That's yet another heaping helping of bad news for Texas, where unusually dry conditions this year have caused $5.2 billion in damages to the state's agriculture sector.

But the prediction is also notable because scientists don't forecast drought years in advance. The federal government's latest drought outlook only extends through December.

So is it even possible to predict whether Texas will be locked into drought in 2015, let alone 2020?
Nielsen-Gammon, a professor of atmospheric sciences at Texas A&M University, admits it's more of an art than a science.
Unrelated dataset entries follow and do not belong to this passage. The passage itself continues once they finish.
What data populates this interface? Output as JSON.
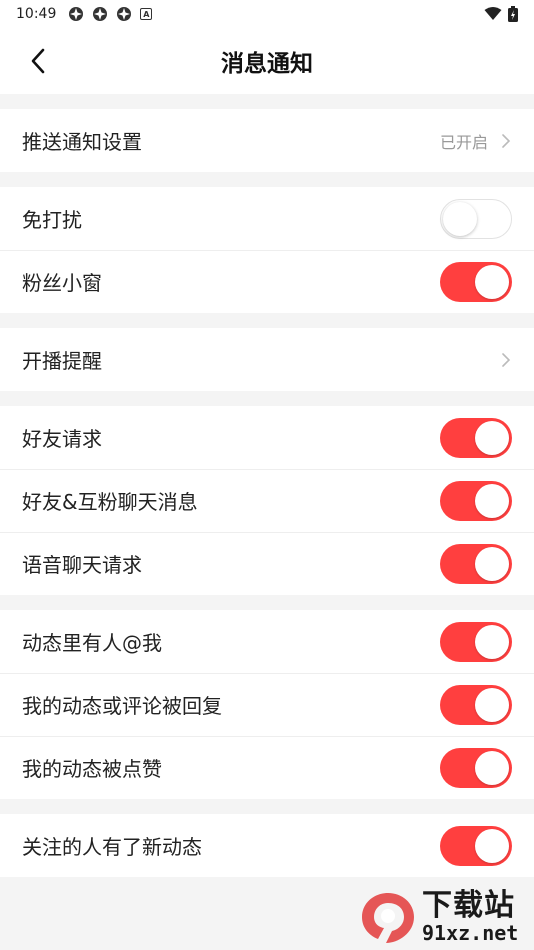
{
  "status_bar": {
    "time": "10:49",
    "badge": "A"
  },
  "header": {
    "title": "消息通知"
  },
  "groups": [
    [
      {
        "label": "推送通知设置",
        "value": "已开启"
      }
    ],
    [
      {
        "label": "免打扰",
        "on": false
      },
      {
        "label": "粉丝小窗",
        "on": true
      }
    ],
    [
      {
        "label": "开播提醒"
      }
    ],
    [
      {
        "label": "好友请求",
        "on": true
      },
      {
        "label": "好友&互粉聊天消息",
        "on": true
      },
      {
        "label": "语音聊天请求",
        "on": true
      }
    ],
    [
      {
        "label": "动态里有人@我",
        "on": true
      },
      {
        "label": "我的动态或评论被回复",
        "on": true
      },
      {
        "label": "我的动态被点赞",
        "on": true
      }
    ],
    [
      {
        "label": "关注的人有了新动态",
        "on": true
      }
    ]
  ],
  "colors": {
    "accent": "#ff3f3f",
    "background": "#f4f4f4"
  },
  "watermark": {
    "title": "下载站",
    "url": "91xz.net"
  }
}
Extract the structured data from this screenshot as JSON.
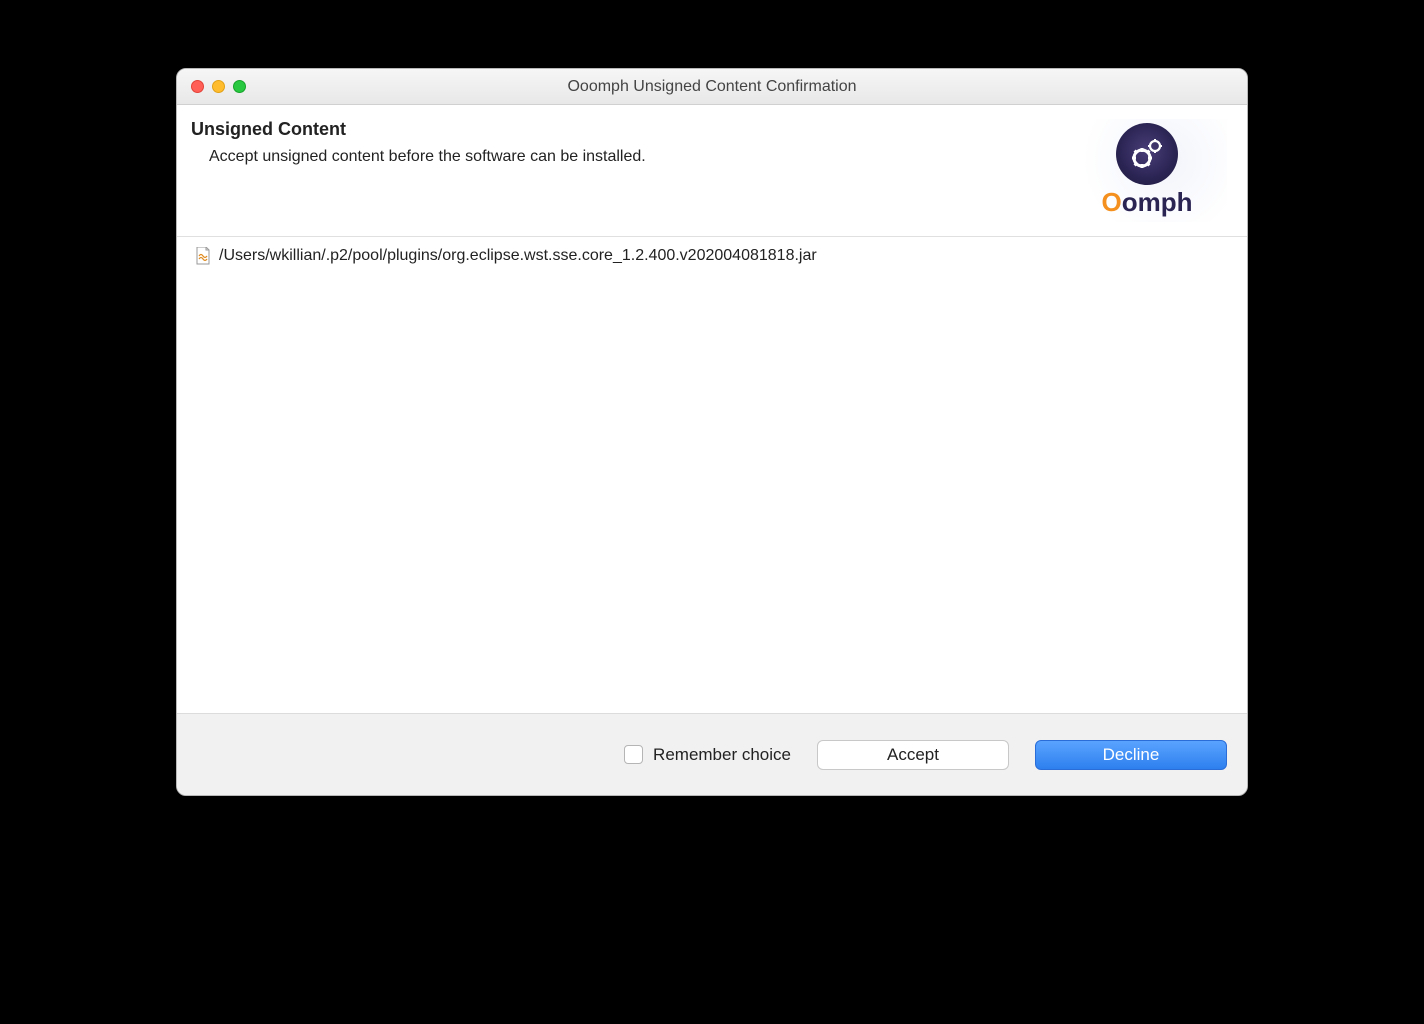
{
  "window": {
    "title": "Ooomph Unsigned Content Confirmation"
  },
  "header": {
    "title": "Unsigned Content",
    "subtitle": "Accept unsigned content before the software can be installed."
  },
  "logo": {
    "text_prefix": "O",
    "text_rest": "omph"
  },
  "content": {
    "items": [
      {
        "path": "/Users/wkillian/.p2/pool/plugins/org.eclipse.wst.sse.core_1.2.400.v202004081818.jar"
      }
    ]
  },
  "footer": {
    "remember_label": "Remember choice",
    "accept_label": "Accept",
    "decline_label": "Decline"
  }
}
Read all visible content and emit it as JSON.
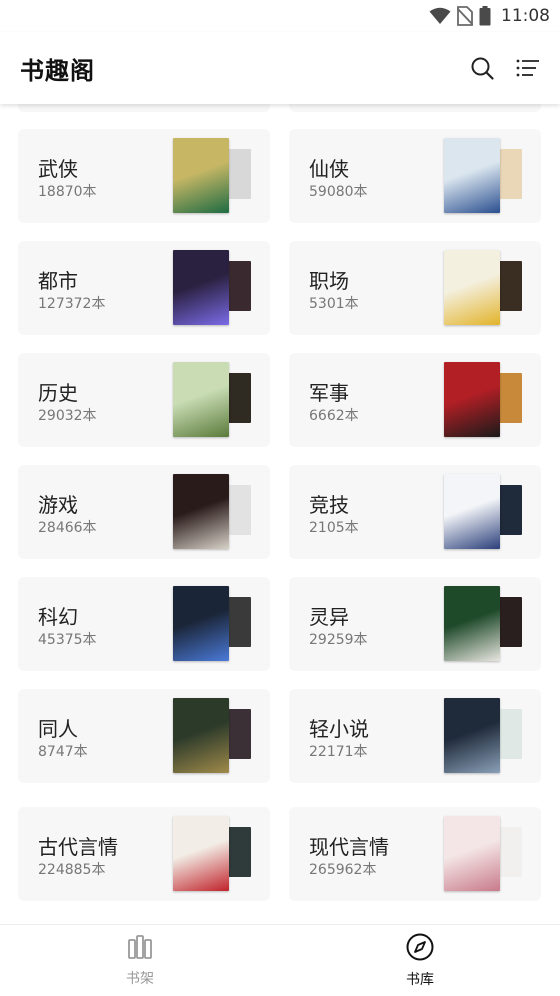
{
  "status_bar": {
    "time": "11:08"
  },
  "app_bar": {
    "title": "书趣阁"
  },
  "categories": [
    {
      "name": "武侠",
      "count": "18870本",
      "front_bg": "#c7b765",
      "front_accent": "#1e6b43",
      "back_bg": "#d8d8d8"
    },
    {
      "name": "仙侠",
      "count": "59080本",
      "front_bg": "#dbe6ef",
      "front_accent": "#2a4f8f",
      "back_bg": "#e9d7b7"
    },
    {
      "name": "都市",
      "count": "127372本",
      "front_bg": "#2a2140",
      "front_accent": "#7b6be8",
      "back_bg": "#3a2a30"
    },
    {
      "name": "职场",
      "count": "5301本",
      "front_bg": "#f4f0e0",
      "front_accent": "#e2b32a",
      "back_bg": "#3a2e22"
    },
    {
      "name": "历史",
      "count": "29032本",
      "front_bg": "#c9dcb4",
      "front_accent": "#5a7a3a",
      "back_bg": "#2f2a22"
    },
    {
      "name": "军事",
      "count": "6662本",
      "front_bg": "#b21f25",
      "front_accent": "#1a1a1a",
      "back_bg": "#c88a3a"
    },
    {
      "name": "游戏",
      "count": "28466本",
      "front_bg": "#2a1b1b",
      "front_accent": "#d8d2c8",
      "back_bg": "#e2e2e2"
    },
    {
      "name": "竞技",
      "count": "2105本",
      "front_bg": "#f3f5f8",
      "front_accent": "#2a3e7a",
      "back_bg": "#1f2a3a"
    },
    {
      "name": "科幻",
      "count": "45375本",
      "front_bg": "#1b2538",
      "front_accent": "#4a7ad8",
      "back_bg": "#3a3a3a"
    },
    {
      "name": "灵异",
      "count": "29259本",
      "front_bg": "#1f4a2a",
      "front_accent": "#e8e6e0",
      "back_bg": "#2a1f1f"
    },
    {
      "name": "同人",
      "count": "8747本",
      "front_bg": "#2c3a2a",
      "front_accent": "#a08a4a",
      "back_bg": "#3a3036"
    },
    {
      "name": "轻小说",
      "count": "22171本",
      "front_bg": "#1f2a3a",
      "front_accent": "#8aa0b8",
      "back_bg": "#dfe8e4"
    },
    {
      "name": "古代言情",
      "count": "224885本",
      "front_bg": "#f2ede6",
      "front_accent": "#c0222a",
      "back_bg": "#2f3a3a"
    },
    {
      "name": "现代言情",
      "count": "265962本",
      "front_bg": "#f4e6e6",
      "front_accent": "#c87a8a",
      "back_bg": "#f2f0ef"
    }
  ],
  "nav": {
    "shelf_label": "书架",
    "library_label": "书库"
  }
}
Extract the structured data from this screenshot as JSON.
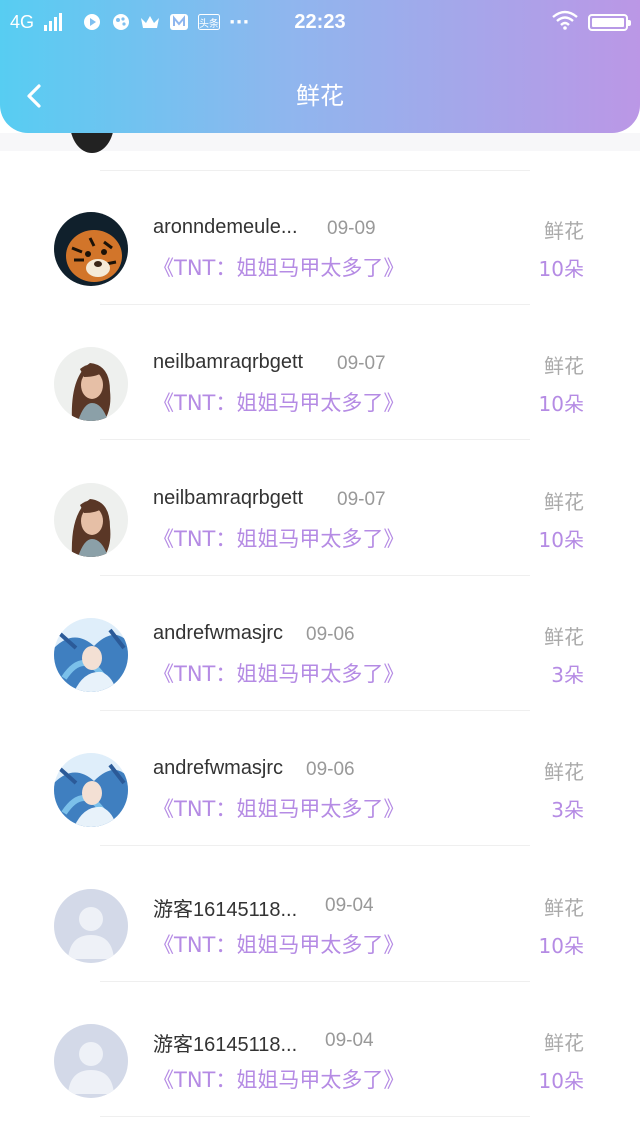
{
  "status_bar": {
    "network": "4G",
    "time": "22:23",
    "more": "···",
    "icons": [
      "play-circle-icon",
      "paint-icon",
      "crown-icon",
      "video-icon",
      "news-icon"
    ],
    "app_label": "头条",
    "battery_level": 1.0
  },
  "header": {
    "title": "鲜花",
    "back_icon": "chevron-left-icon"
  },
  "colors": {
    "header_gradient_start": "#57cdf2",
    "header_gradient_end": "#bb97e6",
    "accent": "#b58be4",
    "name_text": "#333333",
    "muted_text": "#999999"
  },
  "items": [
    {
      "name": "aronndemeule...",
      "date": "09-09",
      "work": "《TNT：姐姐马甲太多了》",
      "gift": "鲜花",
      "count": "10朵",
      "avatar": "tiger-avatar"
    },
    {
      "name": "neilbamraqrbgett",
      "date": "09-07",
      "work": "《TNT：姐姐马甲太多了》",
      "gift": "鲜花",
      "count": "10朵",
      "avatar": "woman-avatar"
    },
    {
      "name": "neilbamraqrbgett",
      "date": "09-07",
      "work": "《TNT：姐姐马甲太多了》",
      "gift": "鲜花",
      "count": "10朵",
      "avatar": "woman-avatar"
    },
    {
      "name": "andrefwmasjrc",
      "date": "09-06",
      "work": "《TNT：姐姐马甲太多了》",
      "gift": "鲜花",
      "count": "3朵",
      "avatar": "anime-avatar"
    },
    {
      "name": "andrefwmasjrc",
      "date": "09-06",
      "work": "《TNT：姐姐马甲太多了》",
      "gift": "鲜花",
      "count": "3朵",
      "avatar": "anime-avatar"
    },
    {
      "name": "游客16145118...",
      "date": "09-04",
      "work": "《TNT：姐姐马甲太多了》",
      "gift": "鲜花",
      "count": "10朵",
      "avatar": "default-avatar"
    },
    {
      "name": "游客16145118...",
      "date": "09-04",
      "work": "《TNT：姐姐马甲太多了》",
      "gift": "鲜花",
      "count": "10朵",
      "avatar": "default-avatar"
    }
  ]
}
But he sees a lot of similarities between conditions now and the worst recorded drought in Texas history, which lasted from 1950 to 1957.

Scientists have put much of the blame for the current drought on La Niña, a weather phenomenon signaled by unusually cool surface waters in the tropical Pacific Ocean.

"Drought in the southern Great Plains tend to be very much linked to La Niña conditions," said Siegfried Schubert, a senior research scientist in the Global Modeling and Simulation Office at NASA's Goddard Space Flight Center. "But there are issues of times when the drought will persist longer than La Niña conditions, and there are questions about what other oceans perhaps are playing a role."
Atlantic Ocean may play a role
 
A strong La Niña emerged last fall and fizzled in early summer. Now a new La Niña is emerging, setting Texas up for another dry winter, said David Miskus, a drought specialist at the National Oceanic and Atmospheric Administration's Climate Prediction Center.

But Nielsen-Gammon says there's another factor at play -- unusually warm surface waters in the tropical Atlantic Ocean, which also factored into the historic 1950s drought.

He believes those warm waters are a product of a long-term climate pattern, the Atlantic Multidecadal Oscillation (AMO), now in a "warm" phase that could last for another 15 years.
 "Unfortunately, if you go back to that record [of the 1950s], it's pretty similar to what's going on right now," he said. "That's the only time in the past 100 years when [the ocean conditions] had a similar configuration to how they are today."...MORE
For risk modelers the AMO most associated with hurricane frequency (more frequent in warm phase), here are the PDO/AMO drought correlations:

...This is typical of cold PDO and warm Atlantic Multidecadal Oscillation combinations, as we saw in our April 2008 post "Um, folks, um, maybe we should start thinking about rebuilding our grain reserves.":

...North American Drought
Drought over north America has been correlated to the Atlantic Multidecadal Oscillation and the Pacific Decadal Oscillation.
North American drought frequency
The relationship between drought in the continental US and the phases of the Pacific Decadal Oscillation (PDO) and the Atlantic Multidecadal Oscillation (AMO). The most severe droughts occur when the PDO is in a negative phase, and the AMO is in a positive phase.
From McCabe (2004).

Here is the table of monthly AMO values, we'll see how it pans out.

So what does it mean for investors?
Back in September we posted "Pray for Texas (and maybe buy some cotton futures): 'Historic La Nina imminent?". Since then cotton futures have drifted lower:

 

but the trade is definitely worth being aware of. A reasonable target would be the bottom of the chart gap in the 130 area a ~50% move from this morning's 85.680.

We'll have more next week. Here's NOAA's Diagnostic Discussion:


A majority of the models predict a weak or moderate strength La Niña to continue through the Northern Hemisphere winter (Fig. 6) and then gradually weaken after peaking during the December – January period.  The models are roughly split between those that predict La Niña to remain weak (3-month average in the Nino-3.4 region between -0.5 and -0.9°C) and those that predict a stronger episode. Over the last half-century, La Niña events that were preceded by ENSO-neutral conditions during the Northern Hemisphere summer (May-August) were less likely to attain strong amplitude (stronger than –1.5°C) the following winter.  This observation, in combination with the model forecasts, favors a weak-to-moderate strength La Niña during the Northern Hemisphere winter, likely weakening with the onset of northern spring....